TASK DESCRIPTION: All records, minus the pictures: write them out exactly.

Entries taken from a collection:

╭──

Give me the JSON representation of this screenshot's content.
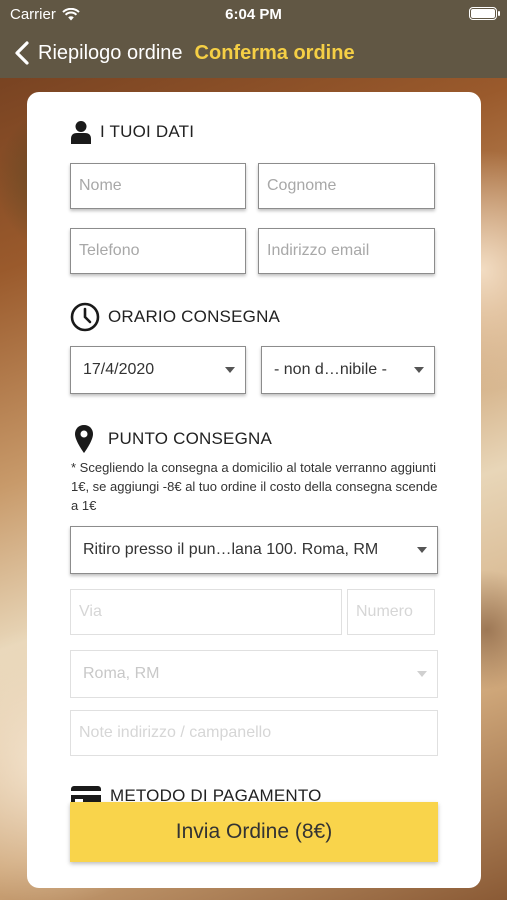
{
  "status_bar": {
    "carrier": "Carrier",
    "time": "6:04 PM"
  },
  "nav": {
    "back_label": "Riepilogo ordine",
    "title": "Conferma ordine"
  },
  "sections": {
    "personal": "I TUOI DATI",
    "delivery_time": "ORARIO CONSEGNA",
    "delivery_point": "PUNTO CONSEGNA",
    "payment": "METODO DI PAGAMENTO"
  },
  "fields": {
    "first_name_placeholder": "Nome",
    "last_name_placeholder": "Cognome",
    "phone_placeholder": "Telefono",
    "email_placeholder": "Indirizzo email",
    "street_placeholder": "Via",
    "number_placeholder": "Numero",
    "address_note_placeholder": "Note indirizzo / campanello"
  },
  "selects": {
    "date": "17/4/2020",
    "time_slot": "- non d…nibile -",
    "pickup_point": "Ritiro presso il pun…lana 100. Roma, RM",
    "city": "Roma, RM"
  },
  "delivery_note": "* Scegliendo la consegna a domicilio al totale verranno aggiunti 1€, se aggiungi -8€ al tuo ordine il costo della consegna scende a 1€",
  "submit_label": "Invia Ordine (8€)",
  "colors": {
    "nav_bg": "#615744",
    "accent": "#f5cf45",
    "button": "#f9d44b"
  },
  "icons": [
    "wifi-icon",
    "battery-icon",
    "back-chevron-icon",
    "person-icon",
    "clock-icon",
    "location-pin-icon",
    "credit-card-icon",
    "dropdown-arrow-icon"
  ]
}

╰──

RESPONSE BOX:
Give me the JSON representation of this screenshot's content.
{
  "status_bar": {
    "carrier": "Carrier",
    "time": "6:04 PM"
  },
  "nav": {
    "back_label": "Riepilogo ordine",
    "title": "Conferma ordine"
  },
  "sections": {
    "personal": "I TUOI DATI",
    "delivery_time": "ORARIO CONSEGNA",
    "delivery_point": "PUNTO CONSEGNA",
    "payment": "METODO DI PAGAMENTO"
  },
  "fields": {
    "first_name_placeholder": "Nome",
    "last_name_placeholder": "Cognome",
    "phone_placeholder": "Telefono",
    "email_placeholder": "Indirizzo email",
    "street_placeholder": "Via",
    "number_placeholder": "Numero",
    "address_note_placeholder": "Note indirizzo / campanello"
  },
  "selects": {
    "date": "17/4/2020",
    "time_slot": "- non d…nibile -",
    "pickup_point": "Ritiro presso il pun…lana 100. Roma, RM",
    "city": "Roma, RM"
  },
  "delivery_note": "* Scegliendo la consegna a domicilio al totale verranno aggiunti 1€, se aggiungi -8€ al tuo ordine il costo della consegna scende a 1€",
  "submit_label": "Invia Ordine (8€)",
  "colors": {
    "nav_bg": "#615744",
    "accent": "#f5cf45",
    "button": "#f9d44b"
  },
  "icons": [
    "wifi-icon",
    "battery-icon",
    "back-chevron-icon",
    "person-icon",
    "clock-icon",
    "location-pin-icon",
    "credit-card-icon",
    "dropdown-arrow-icon"
  ]
}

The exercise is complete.